Here is my recollection of a conversation heard on 128.25 last Saturday:
Aircraft on Approach: Get off the runway I am landing.
Aircraft on Runway: Maybe you should go around if I am not fast enough for you.
Aircraft on Approach: I can't, I have a terrible crosswind, I am in trouble, I am in a 180.
Aircraft on Runway: ...Maybe you shouldn't be flying a 180.
|Sponsor News and Special Offers
Access to AVweb and AVflash is provided by the support of our fine sponsors. We appreciate your patronage.
|ASA'S 2006 TEST BOOKS, SOFTWARE & DVDs FOR FAA EXAM PREP NOW AVAILABLE|
Preps for pilots and Fast-Track Test Guides for AMTs include all FAA Knowledge Exam questions. Prepware combines all the information in the Test Prep and Fast-Track Test Guide
Series in computer-based training. Virtual Test Prep lets students study from their TVs or computer DVD players. For complete details about these products, visit ASA's web site at http://www.avweb.com/sponsors/asadirect/avflash.
|GAMIJECTORS CAN CUT AIRCRAFT FUEL BILLS BY 20 PERCENT!!|
Don't be grounded by sky-high gas prices; install
GAMIjectors. Balanced fuel/air ratios make your aircraft's engine run smoother, cooler, and more efficiently. Order a kit online for your Continental or Lycoming engine at http://www.avweb.com/sponsors/gami/avflash.
|SEE WHAT ATC SEES AND THEN SEE WHAT THEY DO WITH THE INFORMATION|
Edition of Flight Explorer is the PC-based graphical aircraft situation display that gives you a real-time picture of all IFR aircraft in-flight over the U.S. and Canada. Whether you're tracking a
friend or want to learn more about the system in action, Flight Explorer has the information you want for just $9.95 a month. Subscribe at http://www.avweb.com/sponsors/flightexplorer/avflash.
|AVIATION CONSUMER HELPS PILOTS BUY SMART|
Get immediate no-cost access to more than 75 of
Aviation Consumer's acclaimed used aircraft guides, plus reviews of hundreds of aviation products, when you order a money-saving subscription to Aviation Consumer today. And as an
Aviation Consumer subscriber, you'll have unlimited no-cost use of the ratings-packed AviationConsumer.com archives. Order now at http://www.avweb.com/sponsors/avcons/avflash.
|CAN'T GET A SEAT TO SEE ROD MACHADO SPEAK AT OSHKOSH, SUN 'N FUN, OR AOPA EXPO?|

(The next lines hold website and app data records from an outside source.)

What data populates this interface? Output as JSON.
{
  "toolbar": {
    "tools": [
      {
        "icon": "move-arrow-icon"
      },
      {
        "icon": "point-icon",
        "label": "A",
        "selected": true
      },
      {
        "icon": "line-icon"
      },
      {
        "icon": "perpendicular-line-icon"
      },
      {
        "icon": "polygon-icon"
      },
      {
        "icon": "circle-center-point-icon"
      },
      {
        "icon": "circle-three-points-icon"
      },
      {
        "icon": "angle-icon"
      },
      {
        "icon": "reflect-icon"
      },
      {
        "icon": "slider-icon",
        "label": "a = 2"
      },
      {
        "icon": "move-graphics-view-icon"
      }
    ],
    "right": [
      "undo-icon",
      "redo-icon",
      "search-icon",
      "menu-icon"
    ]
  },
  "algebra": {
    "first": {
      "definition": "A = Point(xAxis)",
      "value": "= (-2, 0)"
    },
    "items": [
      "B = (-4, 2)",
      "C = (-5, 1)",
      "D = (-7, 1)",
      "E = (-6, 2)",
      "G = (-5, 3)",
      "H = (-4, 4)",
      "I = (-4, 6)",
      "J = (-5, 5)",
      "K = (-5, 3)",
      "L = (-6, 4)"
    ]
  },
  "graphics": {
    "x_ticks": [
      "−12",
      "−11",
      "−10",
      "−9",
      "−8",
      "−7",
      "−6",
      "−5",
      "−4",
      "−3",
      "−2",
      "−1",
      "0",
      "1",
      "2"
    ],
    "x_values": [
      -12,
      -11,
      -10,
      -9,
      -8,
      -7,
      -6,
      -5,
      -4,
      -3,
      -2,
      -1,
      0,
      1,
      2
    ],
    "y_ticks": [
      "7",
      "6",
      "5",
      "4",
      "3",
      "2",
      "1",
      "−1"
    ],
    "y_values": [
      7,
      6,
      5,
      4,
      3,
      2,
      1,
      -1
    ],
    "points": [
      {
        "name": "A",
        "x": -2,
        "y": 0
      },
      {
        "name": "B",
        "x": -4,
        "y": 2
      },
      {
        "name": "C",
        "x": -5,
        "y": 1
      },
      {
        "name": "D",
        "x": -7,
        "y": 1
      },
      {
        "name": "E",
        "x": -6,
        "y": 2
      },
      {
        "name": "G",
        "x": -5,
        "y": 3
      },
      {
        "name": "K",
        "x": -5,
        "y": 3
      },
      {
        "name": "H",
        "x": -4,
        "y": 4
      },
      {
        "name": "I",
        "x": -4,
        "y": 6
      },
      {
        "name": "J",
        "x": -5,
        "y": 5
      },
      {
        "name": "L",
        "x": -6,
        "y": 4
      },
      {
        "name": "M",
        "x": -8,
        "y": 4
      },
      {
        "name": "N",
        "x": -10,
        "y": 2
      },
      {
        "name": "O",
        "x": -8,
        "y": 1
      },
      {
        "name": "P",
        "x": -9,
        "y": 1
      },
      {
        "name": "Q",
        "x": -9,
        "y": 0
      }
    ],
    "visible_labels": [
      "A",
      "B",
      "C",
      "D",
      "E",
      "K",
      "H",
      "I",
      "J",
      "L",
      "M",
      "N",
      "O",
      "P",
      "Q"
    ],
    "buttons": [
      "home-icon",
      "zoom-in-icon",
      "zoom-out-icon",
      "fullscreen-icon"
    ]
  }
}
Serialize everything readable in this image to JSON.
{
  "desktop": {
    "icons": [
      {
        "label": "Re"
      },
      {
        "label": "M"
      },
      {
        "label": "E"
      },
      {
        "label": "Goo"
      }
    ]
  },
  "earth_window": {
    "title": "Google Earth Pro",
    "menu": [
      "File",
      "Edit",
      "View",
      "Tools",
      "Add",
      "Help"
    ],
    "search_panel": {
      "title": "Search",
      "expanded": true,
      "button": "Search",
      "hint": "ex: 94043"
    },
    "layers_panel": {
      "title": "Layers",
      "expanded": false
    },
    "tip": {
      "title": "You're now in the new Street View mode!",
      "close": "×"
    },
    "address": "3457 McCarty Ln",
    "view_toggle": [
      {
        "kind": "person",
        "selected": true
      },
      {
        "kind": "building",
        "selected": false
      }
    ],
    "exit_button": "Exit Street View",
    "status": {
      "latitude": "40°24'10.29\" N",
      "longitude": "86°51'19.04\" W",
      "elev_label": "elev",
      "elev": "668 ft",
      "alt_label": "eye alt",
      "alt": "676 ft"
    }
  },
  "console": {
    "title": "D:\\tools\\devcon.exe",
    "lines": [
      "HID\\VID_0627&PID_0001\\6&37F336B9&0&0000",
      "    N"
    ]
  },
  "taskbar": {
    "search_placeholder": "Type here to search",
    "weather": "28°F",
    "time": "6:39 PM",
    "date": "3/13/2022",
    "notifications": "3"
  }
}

and learn from Rod in your car or easy chair by ordering The Best of Rod Machado Live on 14 audio CDs at http://www.avweb.com/sponsors/machado/avflash.
|FLYING THE LEGENDARY DC-3 THIS DVD PUTS YOU IN THE COCKPIT|
Five cameras and
high-quality digital sound allow you to see, hear, and feel what it was like to fly the world's best-known, best-loved airliner that made aviation history. Order your copy online direct from the
producer, Rick Searle Productions, at http://www.avweb.com/sponsors/ricksearle/avflash.
|PILOTS COMMENT AFTER READING IFR: A STRUCTURED APPROACH:|
"The GPS chapter alone
is worth getting the book. ... It's the best instrument flying book I have ever read," states Fred Scott. "If one book could help you make the leap from a bit player to a skilled conductor of
instrument flight, this is probably it," reads a November 2003 AOPA Pilot review. With the help of this book, you will establish your personal standard of IFR operating practices, including
incorporation of checklists, flows, callouts, briefings, and the "fly by the numbers" method of aircraft control. To order, go to http://www.avweb.com/sponsors/skyroad/avflash.
We Welcome Your Feedback!
AVflash is a twice-weekly summary of the latest aviation news,
articles, products, features and events featured on AVweb, the
Internet's Aviation Magazine and News Service.
Letters to the editor intended for publication in AVmail should be
sent to mailto:email@example.com. Have a comment or question? Send
it to mailto:firstname.lastname@example.org.
Today's issue written by News Writer Mary Grady:
AVweb's editorial team: http://avweb.com/contact/authors.html.
Have a product or service to advertise on AVweb? A question on
marketing? Send it to AVweb's sales team: mailto:email@example.com.
Freedom, independence, responsibility.
AVflash is now available in optional easier-to-read graphic format, which includes some photos and illustrations. If you prefer, you can continue to receive AVflash in text-only format. Simply follow
these instructions and AVflash will continue to arrive as it always has, in text format.